None of these players were members of the Washington Nationals the last time they made the postseason, but even those who were have only gotten better. Bryce Harper has since won an MVP Award, Stephen Strasburg is finally pitching like the ace they drafted him to be, and Wilson Ramos was just named to his first career All-Star team.
The Nats as a whole lead the majors in ERA (3.18) and fielding percentage (.990), while hitting the most home runs in the Senior Circuit (127). They finally have that well-balanced team required to go deep into the playoffs.
Dusty Baker is a better manager than both Davey Johnson and Matt Williams, and not just because of his bullpen management. He keeps the clubhouse loose (something Williams struggled with), while ensuring the players are focused on taking the season one game at a time (ditto for Davey). He has pitching expert Mike Maddux handling his prized arms and baserunning guru Davey Lopes keeping runners aggressive on the basepaths.
Both the 2012 and 2014 Nats lacked a true closer at the back-end of the bullpen, and opposing offenses exposed them for it in their short playoff stints. With Papelbon handling ninth inning duties, Washington knows they have a player who’s been there before.
Even if they aren’t content, however, Rizzo has shown the willingness to make the moves necessary to further ensure their opponents don’t score late in games. The Nats’ farm system is stacked with Major League-ready talent, and teams like the Yankees and Rays will be licking their chops when highly touted prospect Reynaldo Lopez takes the mound for his Major League debut tonight.
But wait, it’s an even year, so the Giants have to win it all right?
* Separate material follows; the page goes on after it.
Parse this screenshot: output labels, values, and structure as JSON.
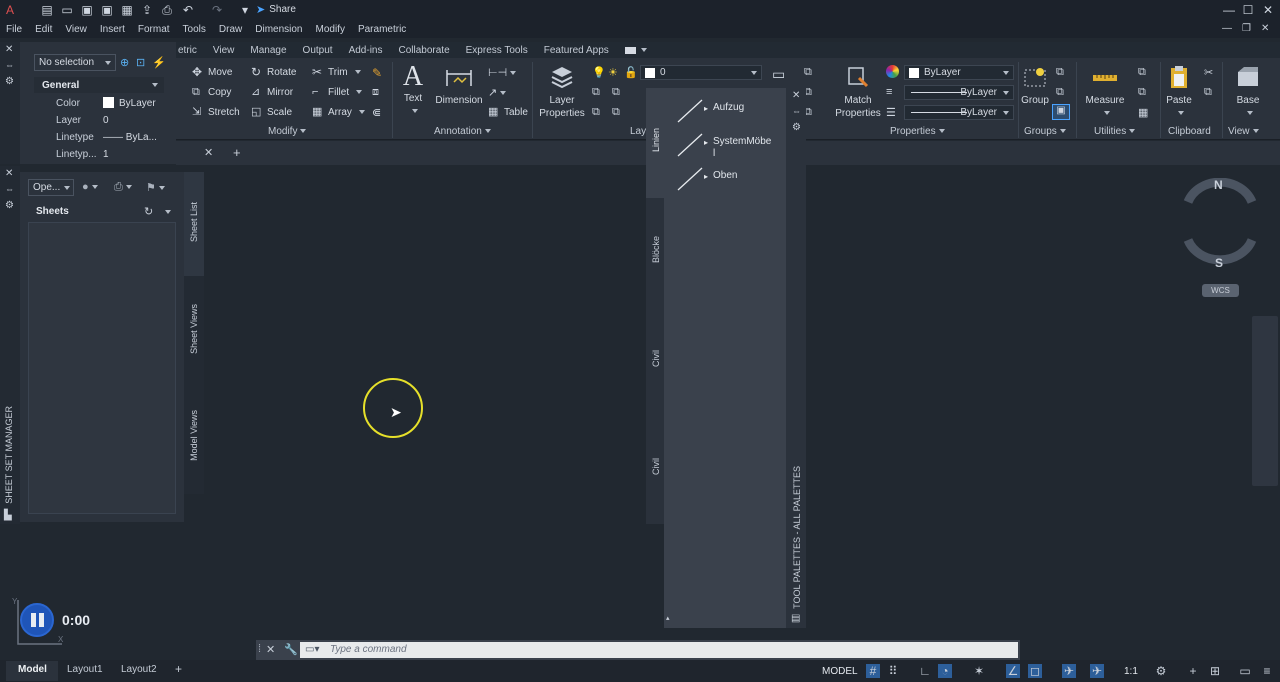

I thought the Cubs were supposed to be the super team that no one stands a chance against? Not so fast, say the Washington Nationals. They just might be the best of them all.